It's been a difficult time and busy few weeks for me this last month so I've had to miss a week or two on blogger by taking an enforced short break, maybe more on that another time but similarly I return here with a post on what I see as a difficult location and less than inspiring photographically. Although this is the next post in the series, it's probably the first one in many a year that I lack the passion in wanting to display. More of that later in the post.
(The blog highlight of the last month was an unusual first for me with the reality of meeting two fellow bloggers in Durham Cathedral at the suggestion of Cranberry Morning on vacation. Mike @ A bit about Britain was also invited and enjoyed his day out. It was additionally good to meet Mr C and Mrs B !! )
After arriving back on the mainland from my afternoon visit to Millport and The island of Great Cumbrae, I wanted to catch a little bit closer the strange sight of Kelburn Castle on the southern outskirts of Largs. The colourful sight was just visible on the hillside and also in the distance from a variety of points during the afternoon.
Kelburn Castle is thought to be arguably the oldest castle in Scotland built around 1200 AD with additional structural work of fusing an old and new castle together in The Middle Ages. Adjacent rooms were added later in 1700 followed by a Victorian Wing in 1880.
I had originally considered posting the first two images of The Earl of Glasgow's home with the Largs set recently, but it didn't seem to sit well and it's a little out of town anyway.
I remember visiting Kelburn back in 1992 when it was just a drab brown spectacle although I saw so many Castles and Country Parks that week that they all seemed to merge in my brain. It's position overlooking a gorge is quite dramatic and I had forgotten that although visitors are allowed to roam the estate, they are not entitled to go through the gate that I was resting on to photograph the above image. Pre booked castle tours are relatively new and are available during summer afternoons.
Essentially the Castle needed temporary rendering and the idea was inspired by one of his children to display some graffiti for extra interest and no doubt potential revenue. The style chosen was urban Brazilian art from artists who were given the chance to stay here whilst working on the project for a month during 2007. As you can imagine, the result created huge media attention contrasting urban style with conservative architecture.
The conservation organisation, Historic Scotland, initially agreed to the graffiti on the basis that it would be removed at the the next natural external rendered painting. However the Earl seems to be in dispute with them in more recent years, as he wanted the artwork kept permanent.
http://www.bbc.co.uk/news/uk-scotland-glasgow-west-18571937 ... Kelburn Castle's Graffiti to be removed
Work to remove the graffiti is expected to start sometime soon although the argument of how soon will no doubt run and run.

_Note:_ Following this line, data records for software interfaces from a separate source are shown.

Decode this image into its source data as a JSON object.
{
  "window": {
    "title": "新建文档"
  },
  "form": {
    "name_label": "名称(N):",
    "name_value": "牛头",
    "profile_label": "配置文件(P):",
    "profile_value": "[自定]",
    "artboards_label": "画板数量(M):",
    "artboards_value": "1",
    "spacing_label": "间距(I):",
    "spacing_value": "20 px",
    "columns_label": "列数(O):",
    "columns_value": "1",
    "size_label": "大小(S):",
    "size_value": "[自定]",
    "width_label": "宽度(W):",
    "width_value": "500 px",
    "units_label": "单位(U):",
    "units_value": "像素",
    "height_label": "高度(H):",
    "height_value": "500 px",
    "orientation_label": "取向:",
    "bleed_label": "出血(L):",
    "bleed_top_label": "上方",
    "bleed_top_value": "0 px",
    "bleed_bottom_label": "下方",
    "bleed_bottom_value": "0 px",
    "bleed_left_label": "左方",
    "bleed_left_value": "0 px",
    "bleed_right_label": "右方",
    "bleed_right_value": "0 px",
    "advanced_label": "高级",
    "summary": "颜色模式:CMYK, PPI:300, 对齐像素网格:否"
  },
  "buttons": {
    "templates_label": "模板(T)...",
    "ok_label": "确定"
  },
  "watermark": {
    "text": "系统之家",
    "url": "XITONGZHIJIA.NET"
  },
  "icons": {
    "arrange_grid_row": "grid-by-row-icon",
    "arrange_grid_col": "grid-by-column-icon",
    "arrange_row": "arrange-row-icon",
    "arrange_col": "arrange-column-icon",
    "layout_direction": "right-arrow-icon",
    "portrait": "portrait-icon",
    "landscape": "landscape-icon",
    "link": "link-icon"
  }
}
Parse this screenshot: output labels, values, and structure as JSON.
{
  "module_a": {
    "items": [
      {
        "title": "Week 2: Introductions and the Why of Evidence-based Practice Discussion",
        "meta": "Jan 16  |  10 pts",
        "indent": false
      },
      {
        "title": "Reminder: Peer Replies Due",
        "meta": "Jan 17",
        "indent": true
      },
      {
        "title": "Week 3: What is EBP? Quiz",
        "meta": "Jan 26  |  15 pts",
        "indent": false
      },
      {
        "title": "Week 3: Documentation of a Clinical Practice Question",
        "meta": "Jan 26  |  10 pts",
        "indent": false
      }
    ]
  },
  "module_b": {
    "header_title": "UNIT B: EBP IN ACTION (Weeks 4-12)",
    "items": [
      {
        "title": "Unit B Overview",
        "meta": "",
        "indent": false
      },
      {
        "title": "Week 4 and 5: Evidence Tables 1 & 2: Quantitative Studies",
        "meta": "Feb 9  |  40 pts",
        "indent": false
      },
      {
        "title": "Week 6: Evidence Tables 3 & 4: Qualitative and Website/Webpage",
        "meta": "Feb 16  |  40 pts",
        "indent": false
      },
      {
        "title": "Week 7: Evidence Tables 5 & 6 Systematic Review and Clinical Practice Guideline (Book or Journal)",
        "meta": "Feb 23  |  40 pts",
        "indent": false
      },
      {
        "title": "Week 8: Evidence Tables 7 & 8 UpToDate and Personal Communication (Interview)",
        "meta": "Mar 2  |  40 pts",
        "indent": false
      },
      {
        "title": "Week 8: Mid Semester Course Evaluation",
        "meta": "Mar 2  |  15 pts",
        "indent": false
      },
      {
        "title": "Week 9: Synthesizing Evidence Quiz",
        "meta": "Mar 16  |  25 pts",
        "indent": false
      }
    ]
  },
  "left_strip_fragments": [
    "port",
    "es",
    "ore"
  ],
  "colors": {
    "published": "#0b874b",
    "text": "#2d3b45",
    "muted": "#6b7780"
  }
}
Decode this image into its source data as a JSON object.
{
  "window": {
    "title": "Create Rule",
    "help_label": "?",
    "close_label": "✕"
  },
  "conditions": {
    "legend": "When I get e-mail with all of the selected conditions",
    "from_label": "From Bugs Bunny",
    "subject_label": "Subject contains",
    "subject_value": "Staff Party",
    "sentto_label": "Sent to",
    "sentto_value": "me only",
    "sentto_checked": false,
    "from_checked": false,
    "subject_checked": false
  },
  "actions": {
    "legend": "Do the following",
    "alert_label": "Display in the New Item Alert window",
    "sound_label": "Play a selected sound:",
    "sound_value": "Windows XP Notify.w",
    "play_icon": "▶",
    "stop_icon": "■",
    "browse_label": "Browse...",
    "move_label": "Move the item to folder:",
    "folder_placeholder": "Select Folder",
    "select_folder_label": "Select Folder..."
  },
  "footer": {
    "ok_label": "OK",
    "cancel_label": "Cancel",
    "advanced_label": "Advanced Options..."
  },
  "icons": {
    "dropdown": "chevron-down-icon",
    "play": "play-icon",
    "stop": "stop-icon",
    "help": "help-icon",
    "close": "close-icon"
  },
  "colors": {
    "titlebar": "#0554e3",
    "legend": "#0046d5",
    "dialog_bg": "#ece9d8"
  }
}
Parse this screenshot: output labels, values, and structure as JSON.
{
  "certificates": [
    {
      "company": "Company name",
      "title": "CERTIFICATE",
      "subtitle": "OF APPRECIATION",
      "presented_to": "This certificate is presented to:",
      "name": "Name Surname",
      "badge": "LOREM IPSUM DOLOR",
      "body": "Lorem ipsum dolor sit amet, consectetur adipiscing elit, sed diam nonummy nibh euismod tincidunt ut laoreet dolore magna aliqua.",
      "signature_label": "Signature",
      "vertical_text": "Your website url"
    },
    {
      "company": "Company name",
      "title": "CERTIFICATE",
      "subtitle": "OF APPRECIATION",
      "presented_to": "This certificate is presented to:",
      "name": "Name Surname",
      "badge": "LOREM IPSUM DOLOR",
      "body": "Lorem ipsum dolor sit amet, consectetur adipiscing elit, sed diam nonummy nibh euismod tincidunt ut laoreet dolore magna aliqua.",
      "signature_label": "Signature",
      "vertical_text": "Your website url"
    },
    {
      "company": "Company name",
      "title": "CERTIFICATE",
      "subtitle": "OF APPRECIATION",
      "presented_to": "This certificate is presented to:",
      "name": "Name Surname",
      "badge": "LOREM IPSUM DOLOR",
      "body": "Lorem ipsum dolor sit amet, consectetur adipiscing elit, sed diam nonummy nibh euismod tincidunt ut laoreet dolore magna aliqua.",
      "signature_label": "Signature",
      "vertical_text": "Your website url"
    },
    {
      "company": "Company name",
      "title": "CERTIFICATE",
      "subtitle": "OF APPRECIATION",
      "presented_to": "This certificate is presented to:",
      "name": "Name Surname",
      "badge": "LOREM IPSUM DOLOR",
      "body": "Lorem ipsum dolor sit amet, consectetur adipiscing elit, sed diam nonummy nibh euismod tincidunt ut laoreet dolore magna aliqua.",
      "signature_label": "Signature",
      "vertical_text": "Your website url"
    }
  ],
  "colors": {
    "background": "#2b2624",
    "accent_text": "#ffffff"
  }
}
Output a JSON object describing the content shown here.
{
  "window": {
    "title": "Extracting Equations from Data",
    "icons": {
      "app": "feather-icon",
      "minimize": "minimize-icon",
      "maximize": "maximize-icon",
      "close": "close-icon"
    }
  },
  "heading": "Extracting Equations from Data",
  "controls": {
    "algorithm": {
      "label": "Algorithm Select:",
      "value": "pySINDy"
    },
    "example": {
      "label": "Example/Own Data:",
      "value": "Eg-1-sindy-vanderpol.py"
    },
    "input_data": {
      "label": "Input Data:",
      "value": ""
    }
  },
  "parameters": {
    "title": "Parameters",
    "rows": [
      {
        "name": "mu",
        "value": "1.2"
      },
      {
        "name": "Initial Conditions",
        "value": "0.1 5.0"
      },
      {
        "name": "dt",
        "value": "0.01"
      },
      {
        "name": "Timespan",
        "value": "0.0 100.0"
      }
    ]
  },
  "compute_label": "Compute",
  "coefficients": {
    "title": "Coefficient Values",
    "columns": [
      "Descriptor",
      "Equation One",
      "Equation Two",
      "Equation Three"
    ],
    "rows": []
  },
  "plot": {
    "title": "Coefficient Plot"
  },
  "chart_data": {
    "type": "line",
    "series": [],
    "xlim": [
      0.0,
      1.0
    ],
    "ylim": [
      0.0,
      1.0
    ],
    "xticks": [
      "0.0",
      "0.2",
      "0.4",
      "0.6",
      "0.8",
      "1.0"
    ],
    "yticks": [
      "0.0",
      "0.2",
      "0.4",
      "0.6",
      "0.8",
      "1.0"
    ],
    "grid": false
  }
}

A large wooden fort and a secret forest were added later to provide all round family entertainment and much needed additional revenue for the cash strapped venue. The Secret Forest was a mix of wooden buildings that were inspired by both nursery rhymes and foreign architecture. Personally as I was entering the site late in the day, midweek and out of season, I found the forest eerily quiet with sinister graphics that seemed to reflect either Middle Earth or Pagan elements. On talking to a Scottish relative last month, their grandchildren of a certain age were frightened by the experience and were more comfortable playing in the large full size wooden fort.
The other buildings on the site were originally built in 1700 as a farm and accommodation for estate workers.
In 1977 when the grounds were first opened to the public, these were converted to more contemporary productive use, such as a cafe, information office, shop and exhibition display.
The stables doubling as a cafe.. A new meaning to diners eating at the trough !
The nearby exhibition room depicts a series of cartoon paintings that depicts the history of the estate.
Here are a few examples. Some parts of the exhibition room were badly lit so apologies for the subsequent badly focused examples or incomplete set.
Essentially it is the story of so many Castles and Historic houses down through centuries.
Lastly with the eerie and disturbing late afternoon coming to an end, I thought it wise to make my escape quickly as I would be unsure of my fate if I hung around too long.